(Beginning of MATERIAL SUPPLIED)

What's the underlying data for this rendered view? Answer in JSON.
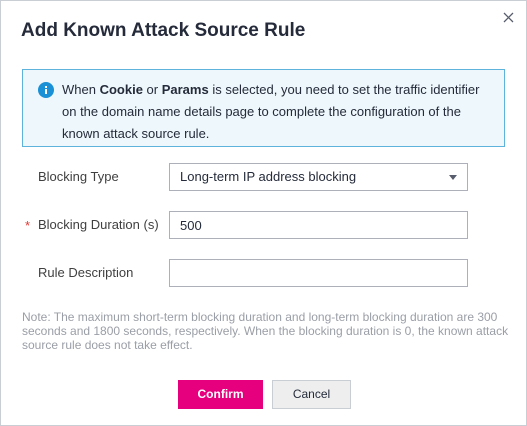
{
  "dialog": {
    "title": "Add Known Attack Source Rule",
    "close_icon": "close-icon"
  },
  "notice": {
    "icon": "info-icon",
    "text_1": "When ",
    "keyword_1": "Cookie",
    "text_2": " or ",
    "keyword_2": "Params",
    "text_3": " is selected, you need to set the traffic identifier on the domain name details page to complete the configuration of the known attack source rule."
  },
  "form": {
    "blocking_type": {
      "label": "Blocking Type",
      "value": "Long-term IP address blocking"
    },
    "blocking_duration": {
      "required_mark": "*",
      "label": "Blocking Duration (s)",
      "value": "500"
    },
    "rule_description": {
      "label": "Rule Description",
      "value": ""
    }
  },
  "note": "Note: The maximum short-term blocking duration and long-term blocking duration are 300 seconds and 1800 seconds, respectively. When the blocking duration is 0, the known attack source rule does not take effect.",
  "buttons": {
    "confirm": "Confirm",
    "cancel": "Cancel"
  },
  "colors": {
    "primary": "#e6007e",
    "info": "#1a91d6",
    "required": "#e53935"
  }
}
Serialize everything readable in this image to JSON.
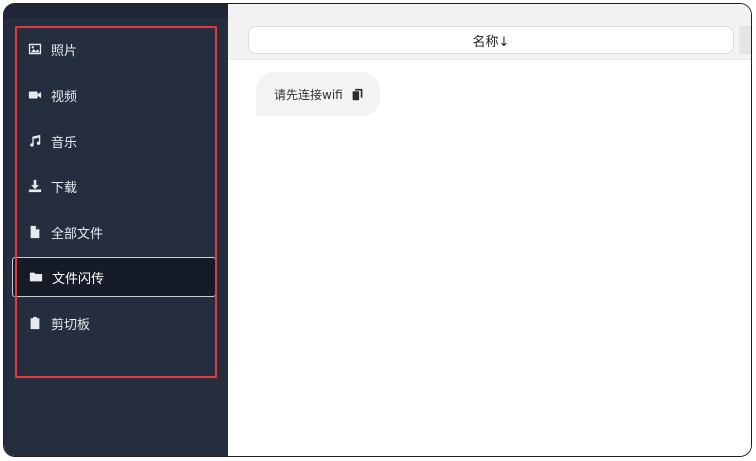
{
  "sidebar": {
    "items": [
      {
        "label": "照片",
        "icon": "image-icon"
      },
      {
        "label": "视频",
        "icon": "video-camera-icon"
      },
      {
        "label": "音乐",
        "icon": "music-note-icon"
      },
      {
        "label": "下载",
        "icon": "download-icon"
      },
      {
        "label": "全部文件",
        "icon": "file-icon"
      },
      {
        "label": "文件闪传",
        "icon": "folder-icon",
        "active": true
      },
      {
        "label": "剪切板",
        "icon": "clipboard-icon"
      }
    ]
  },
  "main": {
    "sort_label": "名称↓",
    "wifi_message": "请先连接wifi"
  },
  "colors": {
    "sidebar_bg": "#252e3f",
    "active_bg": "#161b28",
    "highlight_border": "#e03a3f"
  }
}
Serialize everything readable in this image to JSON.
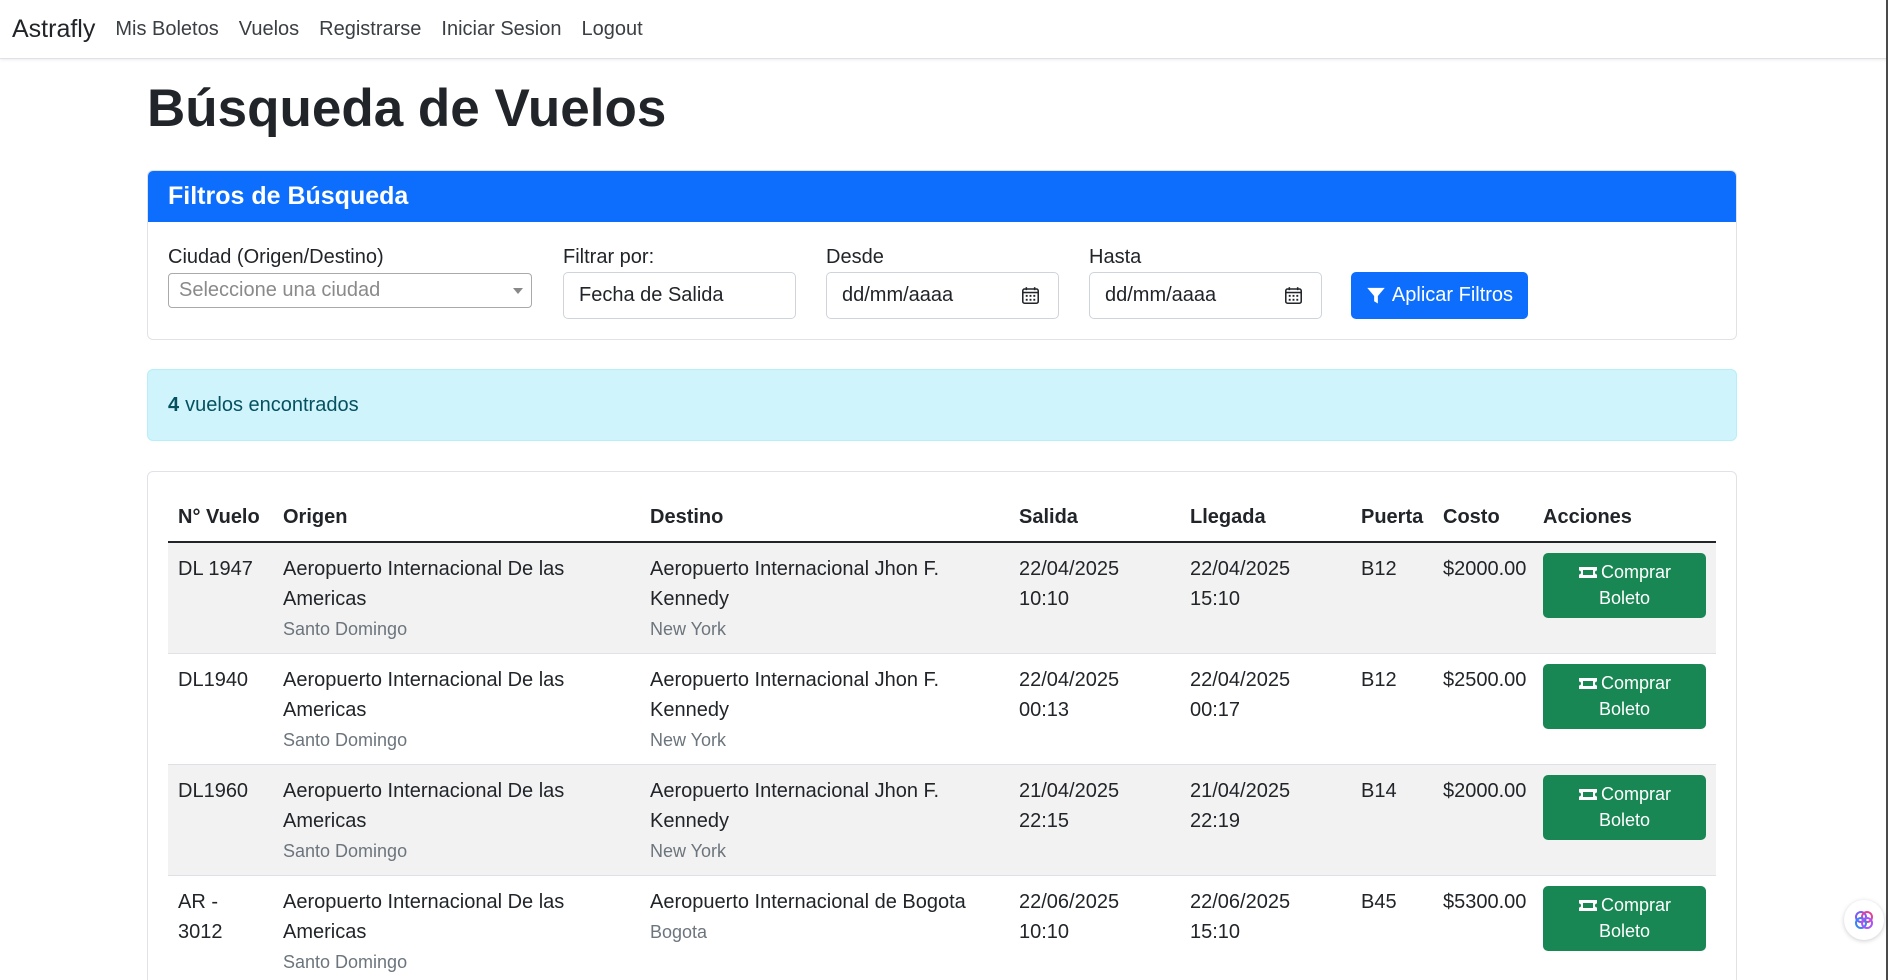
{
  "navbar": {
    "brand": "Astrafly",
    "links": [
      "Mis Boletos",
      "Vuelos",
      "Registrarse",
      "Iniciar Sesion",
      "Logout"
    ]
  },
  "page": {
    "title": "Búsqueda de Vuelos"
  },
  "filters": {
    "header": "Filtros de Búsqueda",
    "city_label": "Ciudad (Origen/Destino)",
    "city_placeholder": "Seleccione una ciudad",
    "filter_by_label": "Filtrar por:",
    "filter_by_value": "Fecha de Salida",
    "from_label": "Desde",
    "from_placeholder": "dd/mm/aaaa",
    "to_label": "Hasta",
    "to_placeholder": "dd/mm/aaaa",
    "apply_label": "Aplicar Filtros"
  },
  "results": {
    "count": "4",
    "text": "vuelos encontrados"
  },
  "table": {
    "headers": [
      "N° Vuelo",
      "Origen",
      "Destino",
      "Salida",
      "Llegada",
      "Puerta",
      "Costo",
      "Acciones"
    ],
    "buy_label_1": "Comprar",
    "buy_label_2": "Boleto",
    "rows": [
      {
        "flight_1": "DL 1947",
        "flight_2": "",
        "origin_1": "Aeropuerto Internacional De las",
        "origin_2": "Americas",
        "origin_city": "Santo Domingo",
        "dest_1": "Aeropuerto Internacional Jhon F.",
        "dest_2": "Kennedy",
        "dest_city": "New York",
        "dep_date": "22/04/2025",
        "dep_time": "10:10",
        "arr_date": "22/04/2025",
        "arr_time": "15:10",
        "gate": "B12",
        "cost": "$2000.00"
      },
      {
        "flight_1": "DL1940",
        "flight_2": "",
        "origin_1": "Aeropuerto Internacional De las",
        "origin_2": "Americas",
        "origin_city": "Santo Domingo",
        "dest_1": "Aeropuerto Internacional Jhon F.",
        "dest_2": "Kennedy",
        "dest_city": "New York",
        "dep_date": "22/04/2025",
        "dep_time": "00:13",
        "arr_date": "22/04/2025",
        "arr_time": "00:17",
        "gate": "B12",
        "cost": "$2500.00"
      },
      {
        "flight_1": "DL1960",
        "flight_2": "",
        "origin_1": "Aeropuerto Internacional De las",
        "origin_2": "Americas",
        "origin_city": "Santo Domingo",
        "dest_1": "Aeropuerto Internacional Jhon F.",
        "dest_2": "Kennedy",
        "dest_city": "New York",
        "dep_date": "21/04/2025",
        "dep_time": "22:15",
        "arr_date": "21/04/2025",
        "arr_time": "22:19",
        "gate": "B14",
        "cost": "$2000.00"
      },
      {
        "flight_1": "AR -",
        "flight_2": "3012",
        "origin_1": "Aeropuerto Internacional De las",
        "origin_2": "Americas",
        "origin_city": "Santo Domingo",
        "dest_1": "Aeropuerto Internacional de Bogota",
        "dest_2": "",
        "dest_city": "Bogota",
        "dep_date": "22/06/2025",
        "dep_time": "10:10",
        "arr_date": "22/06/2025",
        "arr_time": "15:10",
        "gate": "B45",
        "cost": "$5300.00"
      }
    ]
  },
  "colors": {
    "primary": "#0d6efd",
    "success": "#198754",
    "info_bg": "#cff4fc",
    "info_text": "#055160"
  }
}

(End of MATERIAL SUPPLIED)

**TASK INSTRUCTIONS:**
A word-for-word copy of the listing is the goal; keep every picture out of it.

**ANSWER SPACE:**
What's the underlying data for this rendered view? Answer in JSON.
{
  "dialog": {
    "title": "Add Known Attack Source Rule",
    "close_icon": "close-icon"
  },
  "notice": {
    "icon": "info-icon",
    "text_1": "When ",
    "keyword_1": "Cookie",
    "text_2": " or ",
    "keyword_2": "Params",
    "text_3": " is selected, you need to set the traffic identifier on the domain name details page to complete the configuration of the known attack source rule."
  },
  "form": {
    "blocking_type": {
      "label": "Blocking Type",
      "value": "Long-term IP address blocking"
    },
    "blocking_duration": {
      "required_mark": "*",
      "label": "Blocking Duration (s)",
      "value": "500"
    },
    "rule_description": {
      "label": "Rule Description",
      "value": ""
    }
  },
  "note": "Note: The maximum short-term blocking duration and long-term blocking duration are 300 seconds and 1800 seconds, respectively. When the blocking duration is 0, the known attack source rule does not take effect.",
  "buttons": {
    "confirm": "Confirm",
    "cancel": "Cancel"
  },
  "colors": {
    "primary": "#e6007e",
    "info": "#1a91d6",
    "required": "#e53935"
  }
}
Serialize everything readable in this image to JSON.
{
  "sidebar": {
    "items": [
      {
        "label": "照片",
        "icon": "image-icon"
      },
      {
        "label": "视频",
        "icon": "video-camera-icon"
      },
      {
        "label": "音乐",
        "icon": "music-note-icon"
      },
      {
        "label": "下载",
        "icon": "download-icon"
      },
      {
        "label": "全部文件",
        "icon": "file-icon"
      },
      {
        "label": "文件闪传",
        "icon": "folder-icon",
        "active": true
      },
      {
        "label": "剪切板",
        "icon": "clipboard-icon"
      }
    ]
  },
  "main": {
    "sort_label": "名称↓",
    "wifi_message": "请先连接wifi"
  },
  "colors": {
    "sidebar_bg": "#252e3f",
    "active_bg": "#161b28",
    "highlight_border": "#e03a3f"
  }
}
Serialize everything readable in this image to JSON.
{
  "navbar": {
    "brand": "Astrafly",
    "links": [
      "Mis Boletos",
      "Vuelos",
      "Registrarse",
      "Iniciar Sesion",
      "Logout"
    ]
  },
  "page": {
    "title": "Búsqueda de Vuelos"
  },
  "filters": {
    "header": "Filtros de Búsqueda",
    "city_label": "Ciudad (Origen/Destino)",
    "city_placeholder": "Seleccione una ciudad",
    "filter_by_label": "Filtrar por:",
    "filter_by_value": "Fecha de Salida",
    "from_label": "Desde",
    "from_placeholder": "dd/mm/aaaa",
    "to_label": "Hasta",
    "to_placeholder": "dd/mm/aaaa",
    "apply_label": "Aplicar Filtros"
  },
  "results": {
    "count": "4",
    "text": "vuelos encontrados"
  },
  "table": {
    "headers": [
      "N° Vuelo",
      "Origen",
      "Destino",
      "Salida",
      "Llegada",
      "Puerta",
      "Costo",
      "Acciones"
    ],
    "buy_label_1": "Comprar",
    "buy_label_2": "Boleto",
    "rows": [
      {
        "flight_1": "DL 1947",
        "flight_2": "",
        "origin_1": "Aeropuerto Internacional De las",
        "origin_2": "Americas",
        "origin_city": "Santo Domingo",
        "dest_1": "Aeropuerto Internacional Jhon F.",
        "dest_2": "Kennedy",
        "dest_city": "New York",
        "dep_date": "22/04/2025",
        "dep_time": "10:10",
        "arr_date": "22/04/2025",
        "arr_time": "15:10",
        "gate": "B12",
        "cost": "$2000.00"
      },
      {
        "flight_1": "DL1940",
        "flight_2": "",
        "origin_1": "Aeropuerto Internacional De las",
        "origin_2": "Americas",
        "origin_city": "Santo Domingo",
        "dest_1": "Aeropuerto Internacional Jhon F.",
        "dest_2": "Kennedy",
        "dest_city": "New York",
        "dep_date": "22/04/2025",
        "dep_time": "00:13",
        "arr_date": "22/04/2025",
        "arr_time": "00:17",
        "gate": "B12",
        "cost": "$2500.00"
      },
      {
        "flight_1": "DL1960",
        "flight_2": "",
        "origin_1": "Aeropuerto Internacional De las",
        "origin_2": "Americas",
        "origin_city": "Santo Domingo",
        "dest_1": "Aeropuerto Internacional Jhon F.",
        "dest_2": "Kennedy",
        "dest_city": "New York",
        "dep_date": "21/04/2025",
        "dep_time": "22:15",
        "arr_date": "21/04/2025",
        "arr_time": "22:19",
        "gate": "B14",
        "cost": "$2000.00"
      },
      {
        "flight_1": "AR -",
        "flight_2": "3012",
        "origin_1": "Aeropuerto Internacional De las",
        "origin_2": "Americas",
        "origin_city": "Santo Domingo",
        "dest_1": "Aeropuerto Internacional de Bogota",
        "dest_2": "",
        "dest_city": "Bogota",
        "dep_date": "22/06/2025",
        "dep_time": "10:10",
        "arr_date": "22/06/2025",
        "arr_time": "15:10",
        "gate": "B45",
        "cost": "$5300.00"
      }
    ]
  },
  "colors": {
    "primary": "#0d6efd",
    "success": "#198754",
    "info_bg": "#cff4fc",
    "info_text": "#055160"
  }
}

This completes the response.